In the next NR, you'll find my review of Ratatouille, which I'm one of the few critics in America not to swoon for. I think this (swooning) post from Peter Suderman gets at the film's strengths, and also suggests why it's earned more critical laurels than (to my mind) it deserves. After a rapturous description of the film's many fine action sequences, Peter finishes up:
For all [Brad] Bird’s proficiency as a storyteller, he’s really an action director, a filmmaker who thrills to motion and movement, scope and spectacle, the inner workings of complex machines tiny, intricate, interlocking parts and the airy thrills of flight. So yes, Ratatouille is great because it’s poignant, and achingly sweet, and superbly witty. And yes, it has the character of Anton Ego, the single greatest portrayal of a critic ever to grace the silver screen. And yes, it’s a strikingly beautiful film, with a warm fall palette and a vision of Paris that is mad with ambition and romance. But even more than all of these things, Ratatouille is great, and especially a great summer movie, because, quite simply, it kicks ass—just like an action movie should.
Except for the part about "poignant, and achingly sweet, and superbly witty," I agree with all of this. The film's action sequences are brilliant; its palette is lush enough to sink into; its attention to detail is remarkable. As a feat of cinematic technique, at least in the medium of animation, it may be unrivaled, which is why people who are interested in the technical art of cinema tend to like it so much. And when you throw in the fact that yes, Anton Ego may indeed be the "greatest portrayal of a critic" in cinematic history, I think its no wonder that the reviews have nearly all been raves. (Call it the Sideways phenomenon.)
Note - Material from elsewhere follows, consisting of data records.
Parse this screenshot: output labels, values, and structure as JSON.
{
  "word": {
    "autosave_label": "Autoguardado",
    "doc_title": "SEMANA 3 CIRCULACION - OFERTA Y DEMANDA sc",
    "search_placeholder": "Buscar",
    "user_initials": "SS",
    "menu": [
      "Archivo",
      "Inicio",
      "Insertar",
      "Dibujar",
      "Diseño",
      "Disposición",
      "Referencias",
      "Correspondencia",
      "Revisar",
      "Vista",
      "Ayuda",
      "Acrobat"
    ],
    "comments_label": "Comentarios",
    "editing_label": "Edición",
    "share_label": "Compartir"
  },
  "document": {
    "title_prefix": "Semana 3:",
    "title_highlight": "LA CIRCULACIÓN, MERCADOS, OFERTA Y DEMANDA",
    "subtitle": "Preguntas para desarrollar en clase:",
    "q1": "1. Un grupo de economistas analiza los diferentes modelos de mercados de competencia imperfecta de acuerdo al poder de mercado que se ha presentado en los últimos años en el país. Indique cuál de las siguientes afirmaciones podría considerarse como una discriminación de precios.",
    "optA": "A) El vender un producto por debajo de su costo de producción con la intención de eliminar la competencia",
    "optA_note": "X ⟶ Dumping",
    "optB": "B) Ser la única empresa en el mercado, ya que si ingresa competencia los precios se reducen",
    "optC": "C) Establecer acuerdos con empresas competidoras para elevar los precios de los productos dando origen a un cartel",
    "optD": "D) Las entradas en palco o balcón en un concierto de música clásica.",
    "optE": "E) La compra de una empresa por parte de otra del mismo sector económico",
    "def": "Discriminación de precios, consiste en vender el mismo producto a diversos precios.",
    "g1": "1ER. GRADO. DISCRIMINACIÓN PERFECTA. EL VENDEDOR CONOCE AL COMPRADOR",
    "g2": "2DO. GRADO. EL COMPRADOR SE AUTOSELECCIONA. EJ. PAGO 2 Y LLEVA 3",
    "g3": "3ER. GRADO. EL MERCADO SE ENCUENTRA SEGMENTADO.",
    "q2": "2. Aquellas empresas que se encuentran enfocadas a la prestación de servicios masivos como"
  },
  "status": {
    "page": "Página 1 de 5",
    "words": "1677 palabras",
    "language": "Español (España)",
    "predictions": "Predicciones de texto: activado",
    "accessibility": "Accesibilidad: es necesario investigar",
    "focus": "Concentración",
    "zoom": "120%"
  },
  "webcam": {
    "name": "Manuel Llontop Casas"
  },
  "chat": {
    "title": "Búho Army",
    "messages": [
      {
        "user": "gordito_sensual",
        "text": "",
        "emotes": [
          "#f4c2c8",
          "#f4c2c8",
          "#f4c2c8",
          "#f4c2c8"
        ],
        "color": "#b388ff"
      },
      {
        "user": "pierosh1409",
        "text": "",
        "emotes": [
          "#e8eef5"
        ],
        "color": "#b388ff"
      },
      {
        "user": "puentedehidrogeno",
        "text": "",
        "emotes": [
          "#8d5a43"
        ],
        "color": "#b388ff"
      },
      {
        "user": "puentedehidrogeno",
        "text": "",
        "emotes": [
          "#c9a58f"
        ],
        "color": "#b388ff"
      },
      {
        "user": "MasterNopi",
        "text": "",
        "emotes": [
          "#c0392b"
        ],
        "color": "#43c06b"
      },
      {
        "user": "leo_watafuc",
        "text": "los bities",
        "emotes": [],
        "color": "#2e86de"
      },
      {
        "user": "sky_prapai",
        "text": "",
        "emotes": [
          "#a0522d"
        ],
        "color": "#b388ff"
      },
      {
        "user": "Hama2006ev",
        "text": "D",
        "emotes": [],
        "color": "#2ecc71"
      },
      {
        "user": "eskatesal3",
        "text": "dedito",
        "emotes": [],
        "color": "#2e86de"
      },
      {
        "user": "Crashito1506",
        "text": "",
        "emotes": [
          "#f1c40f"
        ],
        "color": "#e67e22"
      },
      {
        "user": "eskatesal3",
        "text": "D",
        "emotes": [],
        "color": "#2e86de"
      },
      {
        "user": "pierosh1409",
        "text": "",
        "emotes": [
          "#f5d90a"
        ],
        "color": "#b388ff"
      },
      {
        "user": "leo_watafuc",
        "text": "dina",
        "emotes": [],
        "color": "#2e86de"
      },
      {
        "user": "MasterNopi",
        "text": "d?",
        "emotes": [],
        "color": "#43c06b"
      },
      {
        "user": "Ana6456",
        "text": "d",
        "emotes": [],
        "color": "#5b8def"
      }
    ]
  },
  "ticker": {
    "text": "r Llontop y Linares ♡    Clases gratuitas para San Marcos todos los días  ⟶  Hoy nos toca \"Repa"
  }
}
However, the script is not superbly witty, the human leads are frankly unappealing (Owen Gleiberman called Linguine, the kitchen boy, "a one-note stumblebum," which I think is too kind by half) and the villain is cardboard and lamer-than-lame. Technically, Ratatouille is a great advance on The Incredibles. As a complete work of art, though, it's nowhere close.